- Pilot House goes smoke-free (4/23/17)10
- Without city record, Marie Street residents on hook for thousands in sewer repairs (4/19/17)7
- Event includes the first public tour of 200-year-old Elmwood Manor (4/23/17)3
- BBB warns Jackson man's online business might not be legit (4/24/17)
- Few Southeast students face suspension, expulsion for sexual assaults, campus paper finds (4/25/17)3
- Man out on bond for alleged molestation of boys charged with abusing girl (4/18/17)
- Cape councilman Bob Fox to run for mayor (4/21/17)5
- Woman battered after smashing boyfriend's meth pipe against wall, police say (4/25/17)
- Deputy: Man kicked, broke uncle's ribs after yard-work dispute (4/19/17)
- Sikeston man charged in shooting death of Cape man (4/23/17)
Story sheds light on life in shadows
To the editor:
I am writing in regard to the Sept. 14 story about Graycen Beardslee and her genetic condition that required her to "live in the shadows" by Lindy Bavolek.
We met Graycen and her mom at Camp Sundown, a unique night-camp program free to families with children who can never be in daylight. Graycen is a delightful, normal young girl who, like all our XP (xeroderma pigmentosum) campers, only wants to fit in with her peers.
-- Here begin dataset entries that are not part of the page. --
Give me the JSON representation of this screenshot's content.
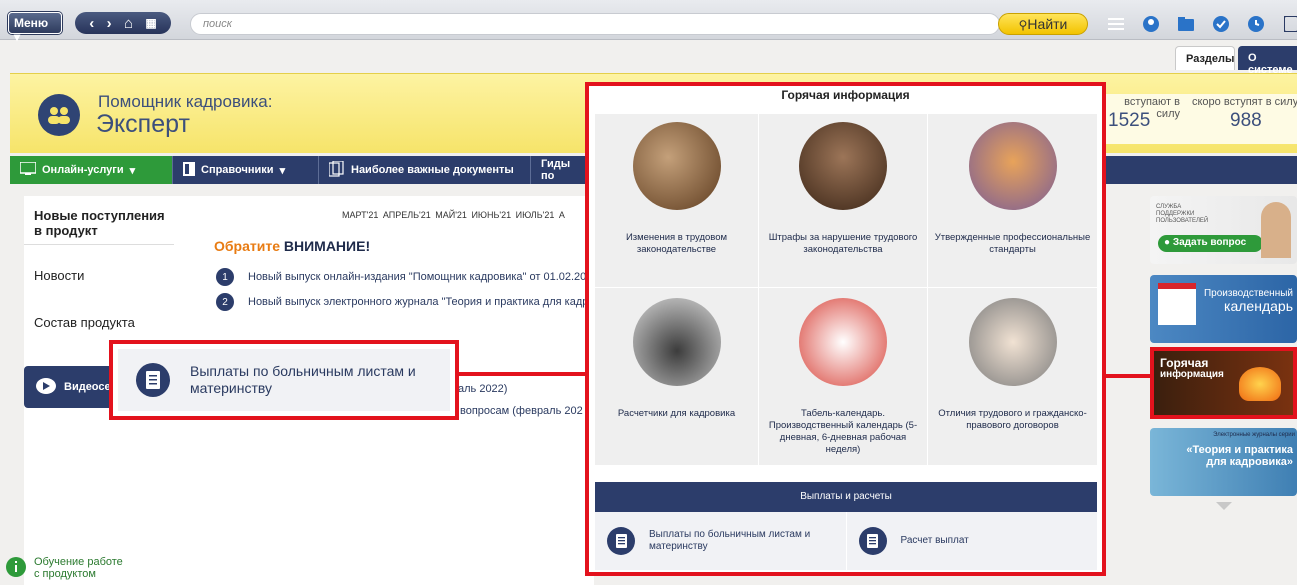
{
  "topbar": {
    "menu_label": "Меню",
    "search_placeholder": "поиск",
    "find_label": "Найти"
  },
  "tabs": {
    "sections": "Разделы",
    "about": "О системе"
  },
  "header": {
    "brand_line1": "Помощник кадровика:",
    "brand_line2": "Эксперт",
    "stats": [
      {
        "label": "вступают в силу",
        "value": "1525"
      },
      {
        "label": "скоро вступят в силу",
        "value": "988"
      }
    ]
  },
  "navbar": {
    "items": [
      "Онлайн-услуги",
      "Справочники",
      "Наиболее важные документы",
      "Гиды по"
    ]
  },
  "sidebar": {
    "items": [
      "Новые поступления в продукт",
      "Новости",
      "Состав продукта"
    ],
    "video_label": "Видеосе",
    "learn_label": "Обучение работе с продуктом"
  },
  "content": {
    "months": "МАРТ'21   АПРЕЛЬ'21   МАЙ'21   ИЮНЬ'21   ИЮЛЬ'21   А",
    "attention_prefix": "Обратите ",
    "attention_strong": "ВНИМАНИЕ!",
    "news": [
      {
        "num": "1",
        "text": "Новый выпуск онлайн-издания \"Помощник кадровика\" от 01.02.202"
      },
      {
        "num": "2",
        "text": "Новый выпуск электронного журнала \"Теория и практика для кадро"
      }
    ],
    "partial_lines": [
      "аль 2022)",
      "вопросам (февраль 202"
    ]
  },
  "popup": {
    "label": "Выплаты по больничным листам и материнству"
  },
  "hot": {
    "title": "Горячая информация",
    "cells": [
      "Изменения в трудовом законодательстве",
      "Штрафы за нарушение трудового законодательства",
      "Утвержденные профессиональные стандарты",
      "Расчетчики для кадровика",
      "Табель-календарь. Производственный календарь (5-дневная, 6-дневная рабочая неделя)",
      "Отличия трудового и гражданско-правового договоров"
    ],
    "band": "Выплаты и расчеты",
    "pay_items": [
      "Выплаты по больничным листам и материнству",
      "Расчет выплат"
    ]
  },
  "right": {
    "support_small": "СЛУЖБА ПОДДЕРЖКИ ПОЛЬЗОВАТЕЛЕЙ",
    "ask": "Задать вопрос",
    "calendar1": "Производственный",
    "calendar2": "календарь",
    "hot1": "Горячая",
    "hot2": "информация",
    "journal_small": "Электронные журналы серии",
    "journal1": "«Теория и практика",
    "journal2": "для кадровика»"
  },
  "colors": {
    "accent_red": "#e3121d",
    "navy": "#2c3d6b",
    "green": "#2e9a3a",
    "yellow": "#f6e46a"
  }
}
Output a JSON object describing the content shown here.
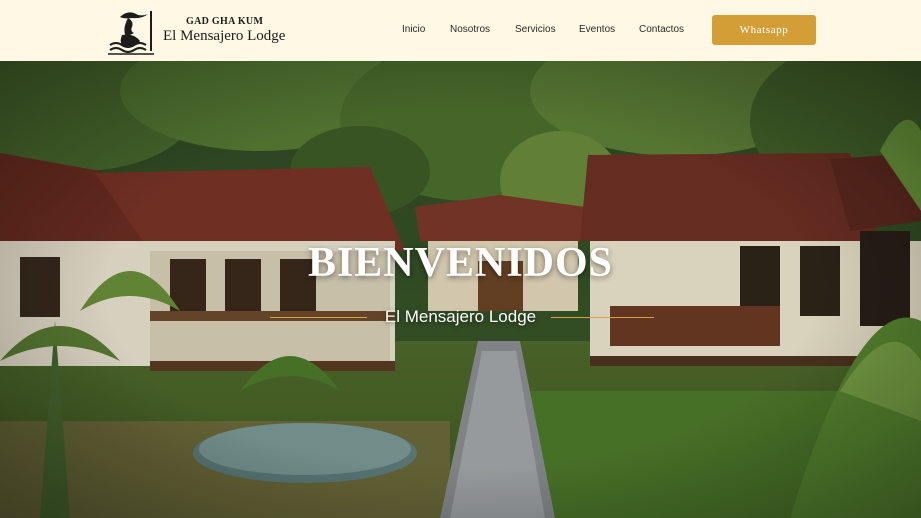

This beautiful story is an excellent example of how well a school system, with the right caring parents and caring staff, is able to serve a special child in a ultraviolet-safe environment.
Congratulations to Graycen, her family and the school for making the environment possible for her, and congratulations to you as a valuable news source for raising awareness about such a rare condition.
CAREN MAHAR, Executive Director, XP Society, Craryville, N.Y.